*Work task*
Which lines hold the word "time"? Copy each of them from the material.

*** Opening of Extracted material ***

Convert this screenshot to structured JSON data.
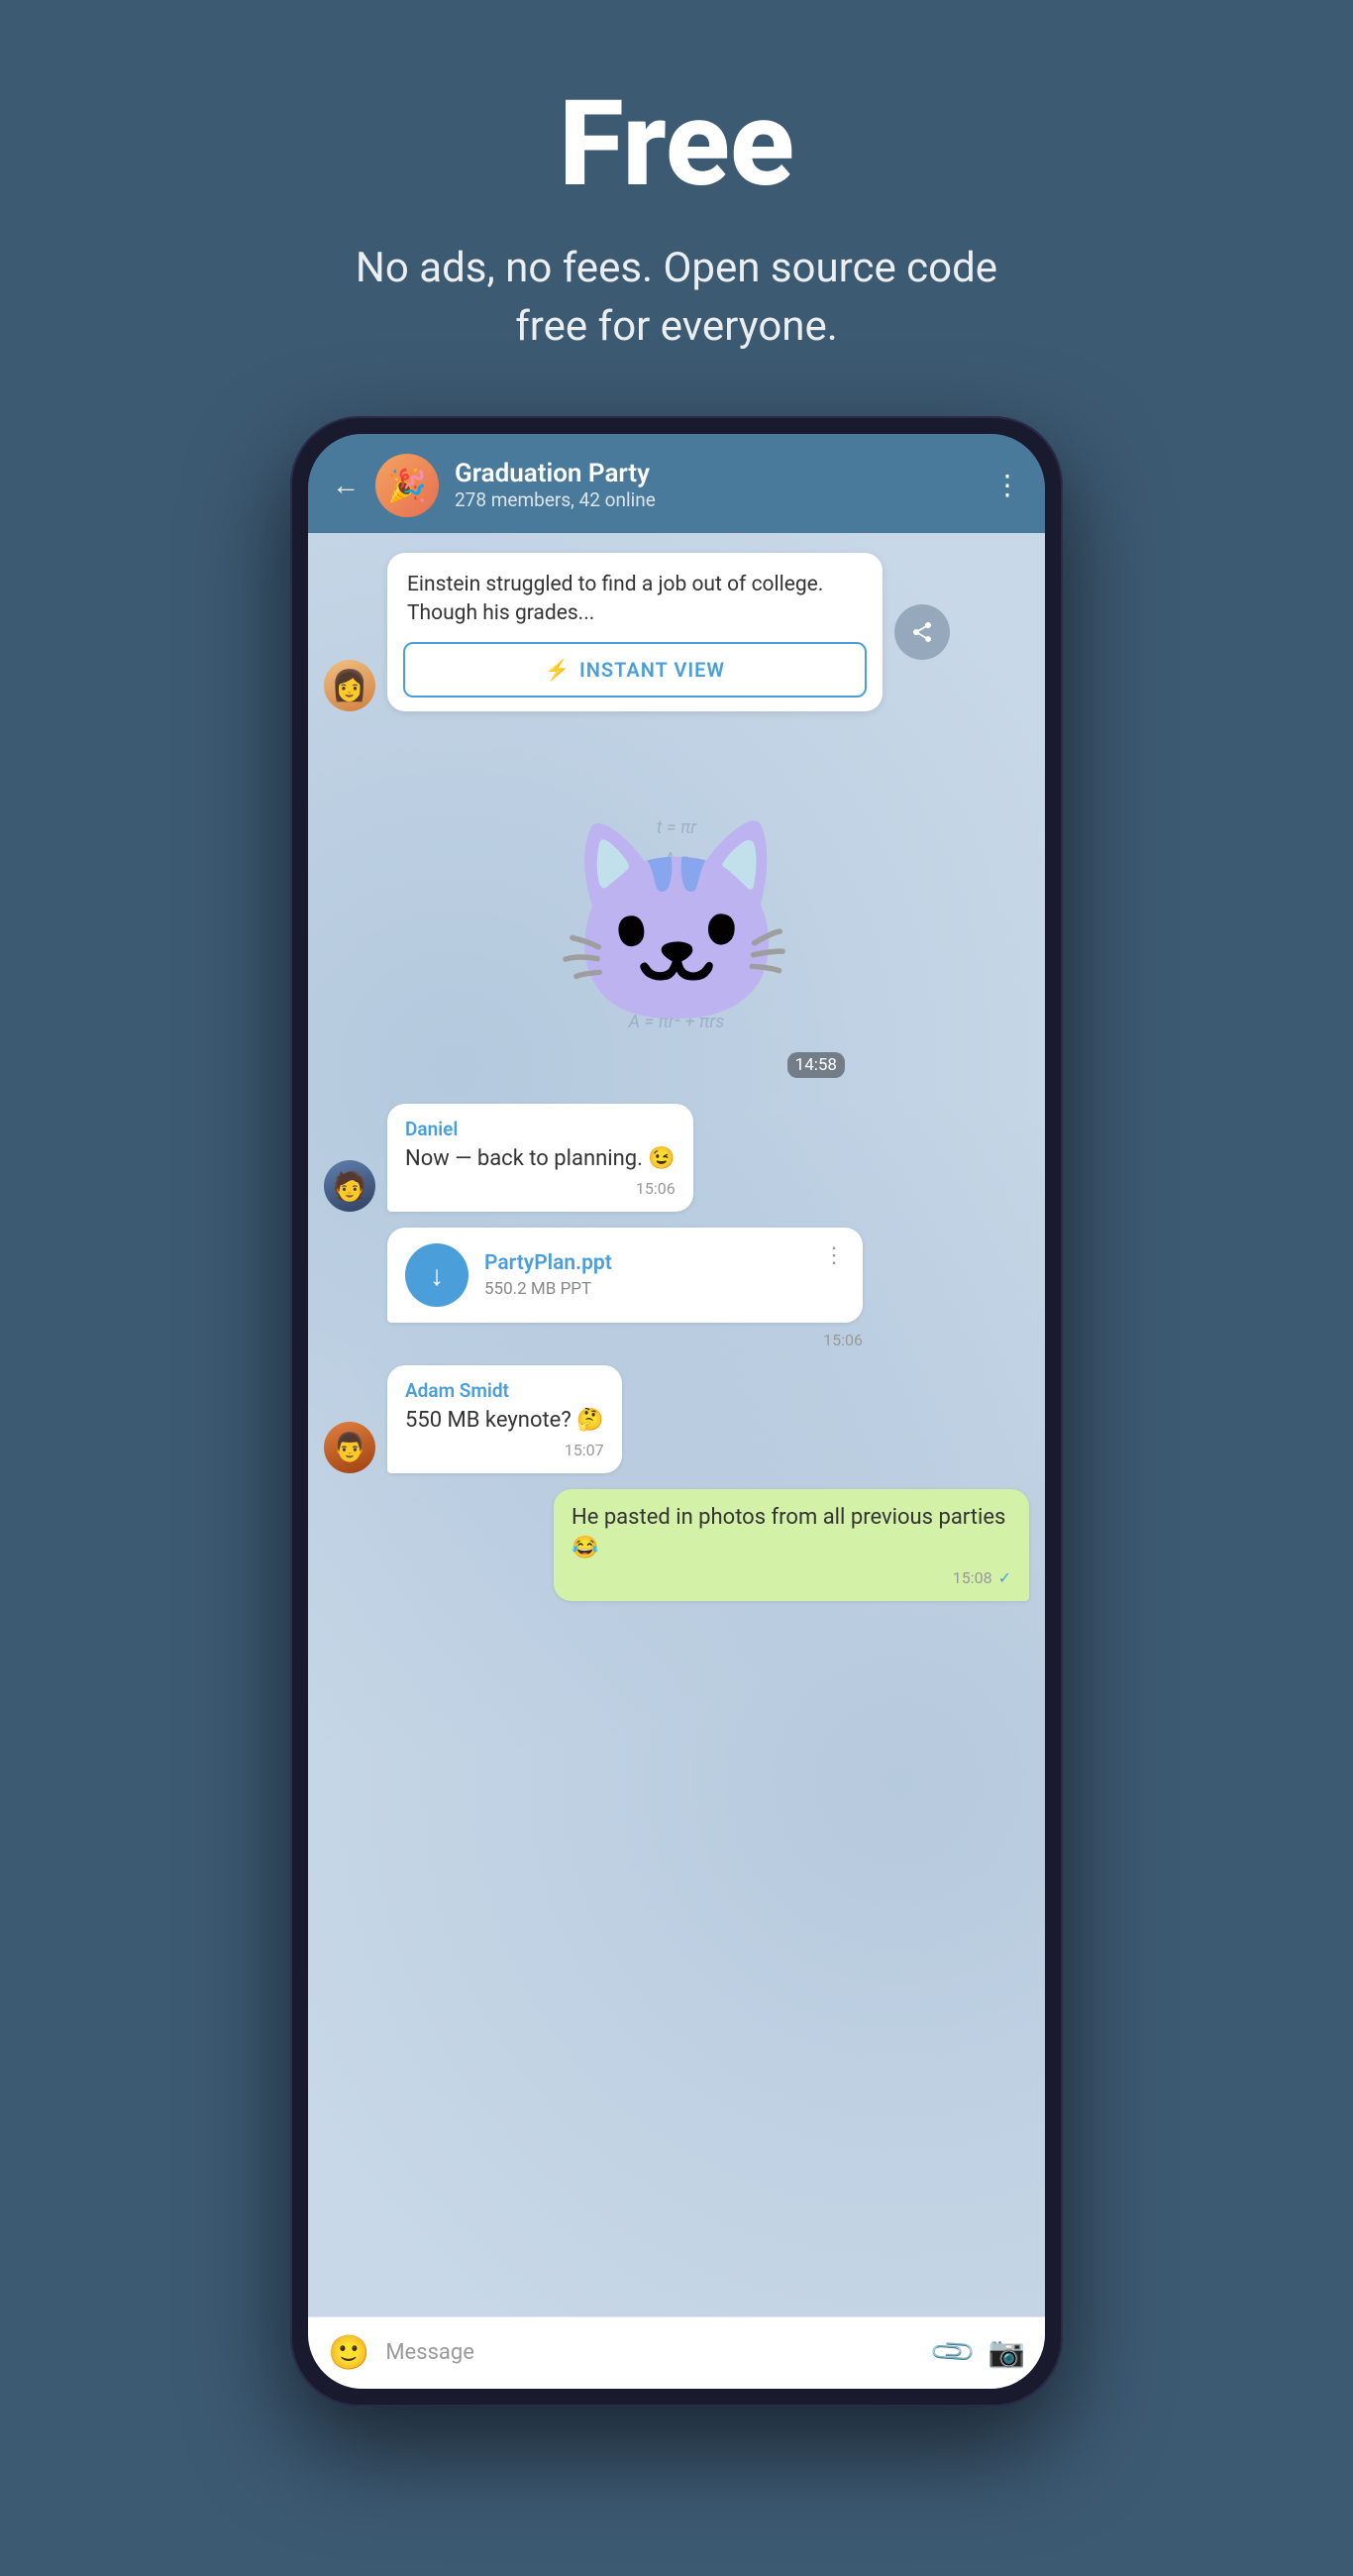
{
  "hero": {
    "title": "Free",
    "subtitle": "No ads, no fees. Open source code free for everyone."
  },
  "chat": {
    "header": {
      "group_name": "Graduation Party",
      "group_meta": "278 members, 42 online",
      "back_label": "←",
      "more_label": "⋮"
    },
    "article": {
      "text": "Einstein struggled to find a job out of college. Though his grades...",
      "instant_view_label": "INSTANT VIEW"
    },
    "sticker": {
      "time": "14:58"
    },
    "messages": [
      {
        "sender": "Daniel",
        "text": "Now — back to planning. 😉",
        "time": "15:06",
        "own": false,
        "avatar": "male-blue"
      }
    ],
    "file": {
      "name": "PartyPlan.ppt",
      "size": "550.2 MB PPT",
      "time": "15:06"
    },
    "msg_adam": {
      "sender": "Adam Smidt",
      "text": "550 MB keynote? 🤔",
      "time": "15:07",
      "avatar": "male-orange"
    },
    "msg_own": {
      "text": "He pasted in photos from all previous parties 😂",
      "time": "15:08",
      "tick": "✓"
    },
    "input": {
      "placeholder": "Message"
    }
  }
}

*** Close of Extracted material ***

*Exercise result*
      "time": "14:58"
        "time": "15:06",
      "time": "15:06"
      "time": "15:07",
      "time": "15:08",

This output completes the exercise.